Rubio, Donald Trump and Ted Cruz regard capturing the evangelical constituency as key to their success in the state. The most recent poll puts Cruz ahead of Trump on 28 per cent to Trump's 24, with Rubio in third place with 13 per cent. The other candidates have struggled for traction.

Now a statement by Moore, president of the Ethics and Religious Liberty Commission of the Southern Baptist Convention, has ruffled feathers among Cruz and Trump campaigners after it neatly encapsulated their respective followers in terms of high-profile evangelical figures.

Rubio's staff sent an email quoting Moore's comment that the candidates are "appealing to disparate camps of evangelicals". Moore said in a Roll Call interview on Friday: "'I would say that Ted Cruz is leading in the Jerry Falwell wing, Marco Rubio is leading the Billy Graham wing and Trump is leading the Jimmy Swaggart wing."

Jerry Falwell is associated with the uncompromising Moral Majority movement of the 1980s that helped sweep Ronald Reagan to power. It campaigned on issues including opposition to homosexuality and abortion, traditional family values and support for Christianity in the public sphere. Falwell's son Jerry Junior is the president of Liberty University who recently caused outrage with his call for students to carry concealed weapons on campus.

Jimmy Swaggart is a Pentecostal televangelist and singer whose ministry imploded after a series of sex scandals.

Billy Graham is theologically conservative, but made a point throughout his active ministry of reaching out to those who did not share his position.

Moore appears to be implying that Rubio is a less divisive and hard-line figure than Cruz (who was famously described as a "wacko bird" by Republican elder statesman John McCain after a Senate filibuster). Among Cruz's policies are the immediate repeal of Obamacare and tightening abortion laws. He is pro-gun, anti-immigration and does not believe human beings are responsible for climate change. 

Ironically, his approach is more similar to that of Graham's son Franklin than that of any of the other candidates. 

In a sign of rising tensions ahead of the February 1 Iowa poll, Cruz is fending off attacks on his right to stand in the election at all. Under the Constitution, presidents must be "natural born citizens"; Cruz's mother was American, but he was born in Canada. Donald Trump has said this makes his candidacy questionable.

Asked on Fox News Sunday whether he really doubted Cruz was a natural born citizen, Trump said, "I don't know. I really don't know. It depends.

"Does natural born mean born to the land, meaning born on the land? In that case, he's not."

Another Republican candidate, Senator Rand Paul of Kentucky, said on CBS' Face the Nation it was unclear if Cruz qualified as a natural born citizen.

In response, Cruz said: "Three weeks ago, almost every Republican candidate was attacking Donald Trump.
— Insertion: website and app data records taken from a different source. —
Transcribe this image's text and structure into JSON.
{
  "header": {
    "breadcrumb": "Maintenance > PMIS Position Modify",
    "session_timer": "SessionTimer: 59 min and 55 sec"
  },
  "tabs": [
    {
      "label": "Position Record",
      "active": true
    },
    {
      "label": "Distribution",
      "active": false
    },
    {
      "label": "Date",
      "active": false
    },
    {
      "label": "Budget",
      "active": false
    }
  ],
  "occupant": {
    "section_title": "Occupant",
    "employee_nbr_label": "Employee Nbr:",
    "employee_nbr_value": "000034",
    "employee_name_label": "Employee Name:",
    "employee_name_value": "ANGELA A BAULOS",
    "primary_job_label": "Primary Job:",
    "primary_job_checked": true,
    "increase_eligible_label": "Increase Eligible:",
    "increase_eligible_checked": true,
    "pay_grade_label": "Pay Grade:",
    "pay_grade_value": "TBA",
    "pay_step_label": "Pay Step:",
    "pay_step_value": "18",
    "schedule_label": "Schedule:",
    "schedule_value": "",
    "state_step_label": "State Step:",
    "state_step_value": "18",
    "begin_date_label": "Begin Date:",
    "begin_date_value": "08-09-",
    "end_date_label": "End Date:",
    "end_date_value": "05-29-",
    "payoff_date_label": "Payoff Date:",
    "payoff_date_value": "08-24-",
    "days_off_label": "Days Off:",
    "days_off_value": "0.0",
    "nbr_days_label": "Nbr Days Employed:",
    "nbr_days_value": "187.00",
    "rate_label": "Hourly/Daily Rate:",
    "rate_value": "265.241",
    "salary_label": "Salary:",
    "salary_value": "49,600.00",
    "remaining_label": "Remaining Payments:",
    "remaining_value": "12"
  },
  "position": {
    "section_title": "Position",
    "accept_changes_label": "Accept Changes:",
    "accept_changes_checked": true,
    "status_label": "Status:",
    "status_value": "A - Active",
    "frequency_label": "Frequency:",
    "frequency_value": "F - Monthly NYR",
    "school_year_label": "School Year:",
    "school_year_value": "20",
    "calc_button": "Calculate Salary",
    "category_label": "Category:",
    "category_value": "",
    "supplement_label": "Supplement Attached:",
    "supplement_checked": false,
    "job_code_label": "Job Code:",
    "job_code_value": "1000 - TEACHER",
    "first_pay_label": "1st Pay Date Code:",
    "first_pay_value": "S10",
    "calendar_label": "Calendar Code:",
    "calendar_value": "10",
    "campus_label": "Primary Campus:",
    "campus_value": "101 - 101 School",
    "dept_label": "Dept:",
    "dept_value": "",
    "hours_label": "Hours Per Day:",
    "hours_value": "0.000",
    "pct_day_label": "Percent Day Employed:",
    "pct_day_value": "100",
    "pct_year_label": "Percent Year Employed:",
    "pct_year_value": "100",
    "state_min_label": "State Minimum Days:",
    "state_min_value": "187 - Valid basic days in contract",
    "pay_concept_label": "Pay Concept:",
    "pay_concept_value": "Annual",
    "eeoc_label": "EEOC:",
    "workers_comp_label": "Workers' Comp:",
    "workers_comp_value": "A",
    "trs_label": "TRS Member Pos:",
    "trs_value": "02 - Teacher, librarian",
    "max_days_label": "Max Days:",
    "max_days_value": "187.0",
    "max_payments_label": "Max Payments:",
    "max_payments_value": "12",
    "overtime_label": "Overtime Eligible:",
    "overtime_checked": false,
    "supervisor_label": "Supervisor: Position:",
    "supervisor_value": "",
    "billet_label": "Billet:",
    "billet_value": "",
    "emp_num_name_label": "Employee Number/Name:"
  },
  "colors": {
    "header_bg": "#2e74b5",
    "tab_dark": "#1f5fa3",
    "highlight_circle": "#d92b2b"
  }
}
Today almost every Republican candidate is attacking me. And that kinda suggests something has changed in the race."